**Exercise description**
Write out each record below, word for word.

(Beginning of Dataset excerpts)

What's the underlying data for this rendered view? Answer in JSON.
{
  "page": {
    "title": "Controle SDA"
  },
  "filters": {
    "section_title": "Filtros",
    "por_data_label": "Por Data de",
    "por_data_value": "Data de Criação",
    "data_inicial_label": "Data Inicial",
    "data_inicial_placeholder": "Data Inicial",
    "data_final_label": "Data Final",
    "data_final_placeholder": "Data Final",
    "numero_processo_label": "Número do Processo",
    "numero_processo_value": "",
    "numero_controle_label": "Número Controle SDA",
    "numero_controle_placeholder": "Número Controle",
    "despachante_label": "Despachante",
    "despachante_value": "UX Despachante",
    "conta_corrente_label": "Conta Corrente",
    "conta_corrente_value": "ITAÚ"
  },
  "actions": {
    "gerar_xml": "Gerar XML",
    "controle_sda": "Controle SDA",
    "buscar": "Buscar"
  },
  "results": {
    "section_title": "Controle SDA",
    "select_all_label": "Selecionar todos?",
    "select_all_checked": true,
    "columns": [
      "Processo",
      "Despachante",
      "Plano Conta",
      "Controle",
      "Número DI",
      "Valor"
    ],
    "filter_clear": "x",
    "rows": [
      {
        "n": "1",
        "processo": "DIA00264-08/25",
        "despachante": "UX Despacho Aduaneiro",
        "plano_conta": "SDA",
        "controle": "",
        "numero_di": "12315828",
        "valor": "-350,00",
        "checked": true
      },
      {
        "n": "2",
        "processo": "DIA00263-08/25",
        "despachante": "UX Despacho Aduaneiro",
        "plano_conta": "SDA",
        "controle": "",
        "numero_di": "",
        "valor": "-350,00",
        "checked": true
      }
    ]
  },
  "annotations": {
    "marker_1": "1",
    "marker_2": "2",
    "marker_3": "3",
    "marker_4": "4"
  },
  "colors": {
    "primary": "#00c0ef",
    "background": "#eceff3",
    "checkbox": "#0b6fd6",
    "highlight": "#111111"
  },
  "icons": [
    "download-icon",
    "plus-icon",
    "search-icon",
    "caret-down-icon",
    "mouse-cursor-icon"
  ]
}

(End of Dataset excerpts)

**Output below**
What's the underlying data for this rendered view? Answer in JSON.
{
  "page": {
    "title": "Controle SDA"
  },
  "filters": {
    "section_title": "Filtros",
    "por_data_label": "Por Data de",
    "por_data_value": "Data de Criação",
    "data_inicial_label": "Data Inicial",
    "data_inicial_placeholder": "Data Inicial",
    "data_final_label": "Data Final",
    "data_final_placeholder": "Data Final",
    "numero_processo_label": "Número do Processo",
    "numero_processo_value": "",
    "numero_controle_label": "Número Controle SDA",
    "numero_controle_placeholder": "Número Controle",
    "despachante_label": "Despachante",
    "despachante_value": "UX Despachante",
    "conta_corrente_label": "Conta Corrente",
    "conta_corrente_value": "ITAÚ"
  },
  "actions": {
    "gerar_xml": "Gerar XML",
    "controle_sda": "Controle SDA",
    "buscar": "Buscar"
  },
  "results": {
    "section_title": "Controle SDA",
    "select_all_label": "Selecionar todos?",
    "select_all_checked": true,
    "columns": [
      "Processo",
      "Despachante",
      "Plano Conta",
      "Controle",
      "Número DI",
      "Valor"
    ],
    "filter_clear": "x",
    "rows": [
      {
        "n": "1",
        "processo": "DIA00264-08/25",
        "despachante": "UX Despacho Aduaneiro",
        "plano_conta": "SDA",
        "controle": "",
        "numero_di": "12315828",
        "valor": "-350,00",
        "checked": true
      },
      {
        "n": "2",
        "processo": "DIA00263-08/25",
        "despachante": "UX Despacho Aduaneiro",
        "plano_conta": "SDA",
        "controle": "",
        "numero_di": "",
        "valor": "-350,00",
        "checked": true
      }
    ]
  },
  "annotations": {
    "marker_1": "1",
    "marker_2": "2",
    "marker_3": "3",
    "marker_4": "4"
  },
  "colors": {
    "primary": "#00c0ef",
    "background": "#eceff3",
    "checkbox": "#0b6fd6",
    "highlight": "#111111"
  },
  "icons": [
    "download-icon",
    "plus-icon",
    "search-icon",
    "caret-down-icon",
    "mouse-cursor-icon"
  ]
}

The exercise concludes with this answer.